**Your goal**
Search the records below for the word "accent", then return every line where it appears.

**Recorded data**
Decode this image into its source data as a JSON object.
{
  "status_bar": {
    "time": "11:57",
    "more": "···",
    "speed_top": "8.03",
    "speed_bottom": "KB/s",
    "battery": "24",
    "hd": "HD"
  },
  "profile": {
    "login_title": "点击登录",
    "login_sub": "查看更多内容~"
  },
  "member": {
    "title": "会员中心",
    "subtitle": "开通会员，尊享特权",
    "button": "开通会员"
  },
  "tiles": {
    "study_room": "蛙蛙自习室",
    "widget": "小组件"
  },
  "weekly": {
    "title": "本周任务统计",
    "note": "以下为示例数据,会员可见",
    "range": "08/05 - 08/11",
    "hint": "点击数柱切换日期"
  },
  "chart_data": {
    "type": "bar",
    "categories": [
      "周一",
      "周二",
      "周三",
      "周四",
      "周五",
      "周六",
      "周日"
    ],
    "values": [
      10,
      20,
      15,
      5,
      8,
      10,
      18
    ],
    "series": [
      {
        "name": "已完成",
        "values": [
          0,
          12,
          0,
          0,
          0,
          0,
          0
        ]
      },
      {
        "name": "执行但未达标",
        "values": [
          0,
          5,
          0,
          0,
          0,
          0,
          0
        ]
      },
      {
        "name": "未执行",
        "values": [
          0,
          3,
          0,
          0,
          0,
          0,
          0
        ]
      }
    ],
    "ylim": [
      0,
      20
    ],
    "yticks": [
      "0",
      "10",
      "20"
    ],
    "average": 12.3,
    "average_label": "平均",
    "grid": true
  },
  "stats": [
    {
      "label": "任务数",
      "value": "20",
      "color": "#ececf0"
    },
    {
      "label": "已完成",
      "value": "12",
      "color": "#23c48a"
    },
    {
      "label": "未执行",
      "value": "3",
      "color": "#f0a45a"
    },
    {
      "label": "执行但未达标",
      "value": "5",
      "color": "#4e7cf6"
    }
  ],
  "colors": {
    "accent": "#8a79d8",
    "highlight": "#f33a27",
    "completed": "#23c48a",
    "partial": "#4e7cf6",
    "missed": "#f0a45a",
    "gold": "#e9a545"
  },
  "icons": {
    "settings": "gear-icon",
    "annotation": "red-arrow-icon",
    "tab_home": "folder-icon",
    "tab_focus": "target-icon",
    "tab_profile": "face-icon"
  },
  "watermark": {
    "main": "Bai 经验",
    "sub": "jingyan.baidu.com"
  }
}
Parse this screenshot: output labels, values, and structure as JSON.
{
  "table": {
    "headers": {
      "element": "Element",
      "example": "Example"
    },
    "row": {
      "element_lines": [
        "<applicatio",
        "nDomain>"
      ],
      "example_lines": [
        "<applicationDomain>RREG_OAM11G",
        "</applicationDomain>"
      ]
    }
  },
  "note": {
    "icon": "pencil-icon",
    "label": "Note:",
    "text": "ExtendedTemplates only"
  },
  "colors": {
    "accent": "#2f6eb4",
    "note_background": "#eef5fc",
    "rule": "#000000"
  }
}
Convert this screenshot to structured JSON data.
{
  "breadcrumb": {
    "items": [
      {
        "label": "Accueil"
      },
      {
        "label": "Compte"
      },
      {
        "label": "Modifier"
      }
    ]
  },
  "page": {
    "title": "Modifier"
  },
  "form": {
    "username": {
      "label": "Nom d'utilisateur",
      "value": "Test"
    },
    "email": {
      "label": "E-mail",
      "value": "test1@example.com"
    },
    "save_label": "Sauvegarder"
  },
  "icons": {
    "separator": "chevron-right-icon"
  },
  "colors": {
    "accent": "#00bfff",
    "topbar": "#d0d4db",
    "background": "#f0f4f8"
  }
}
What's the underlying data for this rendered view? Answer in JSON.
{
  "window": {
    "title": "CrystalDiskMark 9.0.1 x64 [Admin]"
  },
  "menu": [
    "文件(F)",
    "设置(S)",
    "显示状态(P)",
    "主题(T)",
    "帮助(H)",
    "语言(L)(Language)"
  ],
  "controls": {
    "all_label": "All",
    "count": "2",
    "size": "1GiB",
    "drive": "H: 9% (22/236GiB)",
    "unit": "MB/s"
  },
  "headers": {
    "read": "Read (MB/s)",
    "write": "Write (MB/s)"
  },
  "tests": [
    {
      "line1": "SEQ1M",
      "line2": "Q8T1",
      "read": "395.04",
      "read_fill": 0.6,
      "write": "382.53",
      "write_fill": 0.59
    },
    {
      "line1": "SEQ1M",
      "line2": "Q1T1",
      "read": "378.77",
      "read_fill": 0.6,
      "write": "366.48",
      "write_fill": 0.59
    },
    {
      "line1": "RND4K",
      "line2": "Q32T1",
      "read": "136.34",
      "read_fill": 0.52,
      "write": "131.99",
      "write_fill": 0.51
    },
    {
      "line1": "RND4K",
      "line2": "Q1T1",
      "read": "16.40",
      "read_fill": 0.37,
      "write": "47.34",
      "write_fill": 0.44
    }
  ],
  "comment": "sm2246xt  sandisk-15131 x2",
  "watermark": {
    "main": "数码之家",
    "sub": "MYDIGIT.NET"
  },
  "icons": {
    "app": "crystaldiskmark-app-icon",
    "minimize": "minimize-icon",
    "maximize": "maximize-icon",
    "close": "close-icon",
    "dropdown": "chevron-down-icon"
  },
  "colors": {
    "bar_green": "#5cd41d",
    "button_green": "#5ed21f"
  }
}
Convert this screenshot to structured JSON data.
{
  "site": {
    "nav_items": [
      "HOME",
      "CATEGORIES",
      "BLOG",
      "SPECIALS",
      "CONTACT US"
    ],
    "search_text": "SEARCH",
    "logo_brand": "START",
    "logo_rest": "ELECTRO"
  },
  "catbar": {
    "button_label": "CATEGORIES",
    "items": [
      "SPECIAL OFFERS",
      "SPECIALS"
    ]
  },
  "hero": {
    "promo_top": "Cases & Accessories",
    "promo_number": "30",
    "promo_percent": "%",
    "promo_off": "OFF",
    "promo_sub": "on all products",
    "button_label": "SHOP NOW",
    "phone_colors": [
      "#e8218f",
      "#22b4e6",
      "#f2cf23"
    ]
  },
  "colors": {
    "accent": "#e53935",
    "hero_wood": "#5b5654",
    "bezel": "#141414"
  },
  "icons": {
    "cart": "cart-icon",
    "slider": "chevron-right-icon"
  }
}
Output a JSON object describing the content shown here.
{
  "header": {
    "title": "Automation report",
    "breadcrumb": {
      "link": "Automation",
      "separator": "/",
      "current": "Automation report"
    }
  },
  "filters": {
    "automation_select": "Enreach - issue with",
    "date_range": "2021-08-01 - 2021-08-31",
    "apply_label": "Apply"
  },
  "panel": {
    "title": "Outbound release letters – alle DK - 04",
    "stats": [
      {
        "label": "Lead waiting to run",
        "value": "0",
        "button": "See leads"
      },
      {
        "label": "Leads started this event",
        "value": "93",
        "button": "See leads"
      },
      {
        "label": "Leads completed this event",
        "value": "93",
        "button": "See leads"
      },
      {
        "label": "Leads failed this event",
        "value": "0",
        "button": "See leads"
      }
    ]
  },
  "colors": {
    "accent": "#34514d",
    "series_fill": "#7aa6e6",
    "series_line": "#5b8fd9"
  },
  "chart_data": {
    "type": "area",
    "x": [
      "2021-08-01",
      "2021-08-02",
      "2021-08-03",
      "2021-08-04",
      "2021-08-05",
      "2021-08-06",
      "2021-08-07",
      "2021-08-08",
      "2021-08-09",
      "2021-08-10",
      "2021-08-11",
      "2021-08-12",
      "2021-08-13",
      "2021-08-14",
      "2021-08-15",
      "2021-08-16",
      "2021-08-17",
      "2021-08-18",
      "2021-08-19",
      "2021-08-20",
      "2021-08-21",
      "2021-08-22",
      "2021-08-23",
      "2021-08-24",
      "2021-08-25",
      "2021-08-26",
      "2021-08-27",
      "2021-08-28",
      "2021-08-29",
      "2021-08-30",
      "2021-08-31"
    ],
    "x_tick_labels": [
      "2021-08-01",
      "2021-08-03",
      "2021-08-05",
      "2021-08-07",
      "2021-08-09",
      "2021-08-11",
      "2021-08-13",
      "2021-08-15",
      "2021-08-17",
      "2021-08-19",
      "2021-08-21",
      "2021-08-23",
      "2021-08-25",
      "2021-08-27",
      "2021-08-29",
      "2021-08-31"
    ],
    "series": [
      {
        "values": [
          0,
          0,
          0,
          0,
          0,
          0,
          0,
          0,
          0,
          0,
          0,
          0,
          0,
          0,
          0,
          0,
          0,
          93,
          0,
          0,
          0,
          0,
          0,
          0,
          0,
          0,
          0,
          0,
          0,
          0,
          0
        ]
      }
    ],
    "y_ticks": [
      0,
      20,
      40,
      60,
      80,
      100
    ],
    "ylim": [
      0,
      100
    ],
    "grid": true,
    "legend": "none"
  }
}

**Task solution**
    "accent": "#8a79d8",
    "accent": "#2f6eb4",
    "accent": "#00bfff",
    "accent": "#e53935",
    "accent": "#34514d",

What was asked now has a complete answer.